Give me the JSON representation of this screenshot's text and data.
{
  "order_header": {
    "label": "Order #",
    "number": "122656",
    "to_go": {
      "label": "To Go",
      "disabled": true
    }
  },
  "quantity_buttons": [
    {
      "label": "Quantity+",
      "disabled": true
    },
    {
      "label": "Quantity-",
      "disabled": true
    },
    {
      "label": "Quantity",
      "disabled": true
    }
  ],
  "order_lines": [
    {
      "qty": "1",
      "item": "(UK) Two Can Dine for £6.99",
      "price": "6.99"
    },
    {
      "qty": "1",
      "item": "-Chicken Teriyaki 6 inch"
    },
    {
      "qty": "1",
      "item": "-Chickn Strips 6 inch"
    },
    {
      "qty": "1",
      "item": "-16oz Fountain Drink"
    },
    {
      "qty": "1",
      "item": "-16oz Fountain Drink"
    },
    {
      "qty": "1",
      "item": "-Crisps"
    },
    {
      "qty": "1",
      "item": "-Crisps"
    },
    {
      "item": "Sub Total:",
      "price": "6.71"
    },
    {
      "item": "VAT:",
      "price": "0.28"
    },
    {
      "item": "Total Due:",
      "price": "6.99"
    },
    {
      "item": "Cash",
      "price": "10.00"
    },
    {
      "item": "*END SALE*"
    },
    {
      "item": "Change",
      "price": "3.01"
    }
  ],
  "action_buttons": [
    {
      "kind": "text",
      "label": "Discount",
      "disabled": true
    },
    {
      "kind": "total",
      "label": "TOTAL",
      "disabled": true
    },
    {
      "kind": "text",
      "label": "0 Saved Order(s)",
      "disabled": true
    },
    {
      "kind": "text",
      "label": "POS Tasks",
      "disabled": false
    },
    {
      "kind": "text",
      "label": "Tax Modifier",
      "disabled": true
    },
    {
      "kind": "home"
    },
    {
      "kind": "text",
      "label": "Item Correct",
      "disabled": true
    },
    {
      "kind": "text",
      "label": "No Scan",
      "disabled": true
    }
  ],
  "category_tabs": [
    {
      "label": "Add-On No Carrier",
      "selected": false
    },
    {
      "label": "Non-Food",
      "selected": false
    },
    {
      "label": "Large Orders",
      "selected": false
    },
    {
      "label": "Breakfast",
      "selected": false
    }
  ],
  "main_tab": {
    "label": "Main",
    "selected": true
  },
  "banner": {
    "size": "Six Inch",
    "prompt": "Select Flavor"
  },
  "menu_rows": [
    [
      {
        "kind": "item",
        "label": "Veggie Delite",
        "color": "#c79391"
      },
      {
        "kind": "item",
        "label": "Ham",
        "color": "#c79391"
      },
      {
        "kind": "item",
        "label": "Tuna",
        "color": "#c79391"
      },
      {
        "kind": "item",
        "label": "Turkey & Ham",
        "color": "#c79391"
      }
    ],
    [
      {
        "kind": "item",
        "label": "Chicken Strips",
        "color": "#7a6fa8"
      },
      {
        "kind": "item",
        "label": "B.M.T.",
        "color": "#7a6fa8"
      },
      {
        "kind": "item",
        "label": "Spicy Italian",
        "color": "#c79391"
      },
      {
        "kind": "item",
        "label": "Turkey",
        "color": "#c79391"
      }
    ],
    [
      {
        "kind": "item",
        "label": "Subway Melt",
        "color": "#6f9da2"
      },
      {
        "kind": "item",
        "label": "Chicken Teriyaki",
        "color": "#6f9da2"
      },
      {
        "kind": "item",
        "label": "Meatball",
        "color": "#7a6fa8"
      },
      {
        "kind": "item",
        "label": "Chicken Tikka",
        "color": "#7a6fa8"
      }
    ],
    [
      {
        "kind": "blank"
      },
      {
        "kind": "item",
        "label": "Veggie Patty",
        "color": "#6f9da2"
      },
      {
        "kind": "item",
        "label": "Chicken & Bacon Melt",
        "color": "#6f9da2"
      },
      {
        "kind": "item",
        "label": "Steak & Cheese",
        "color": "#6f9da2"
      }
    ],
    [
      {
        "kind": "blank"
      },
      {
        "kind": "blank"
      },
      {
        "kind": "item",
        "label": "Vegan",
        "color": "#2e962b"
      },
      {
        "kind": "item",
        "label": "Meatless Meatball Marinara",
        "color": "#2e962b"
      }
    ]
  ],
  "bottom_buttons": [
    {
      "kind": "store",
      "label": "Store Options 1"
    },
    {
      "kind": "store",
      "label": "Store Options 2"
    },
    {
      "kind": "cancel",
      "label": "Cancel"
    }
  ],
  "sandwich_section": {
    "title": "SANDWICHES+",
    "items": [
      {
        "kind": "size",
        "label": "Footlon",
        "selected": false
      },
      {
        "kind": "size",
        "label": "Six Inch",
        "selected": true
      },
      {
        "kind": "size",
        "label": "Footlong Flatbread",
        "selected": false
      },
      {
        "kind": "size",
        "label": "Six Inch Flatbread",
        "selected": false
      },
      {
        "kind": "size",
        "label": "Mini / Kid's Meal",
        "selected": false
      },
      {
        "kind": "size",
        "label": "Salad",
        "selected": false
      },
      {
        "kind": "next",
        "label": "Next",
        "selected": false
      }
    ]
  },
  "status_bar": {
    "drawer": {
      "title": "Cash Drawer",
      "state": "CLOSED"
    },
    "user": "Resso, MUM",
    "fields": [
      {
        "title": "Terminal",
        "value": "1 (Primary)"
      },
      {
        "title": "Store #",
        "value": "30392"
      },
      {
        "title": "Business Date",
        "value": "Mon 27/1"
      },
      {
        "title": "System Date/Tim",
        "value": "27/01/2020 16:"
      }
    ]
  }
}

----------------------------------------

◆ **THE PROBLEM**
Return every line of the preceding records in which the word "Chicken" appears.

◆ **THE ANSWER**
      "item": "-Chicken Teriyaki 6 inch"
        "label": "Chicken Strips",
        "label": "Chicken Teriyaki",
        "label": "Chicken Tikka",
        "label": "Chicken & Bacon Melt",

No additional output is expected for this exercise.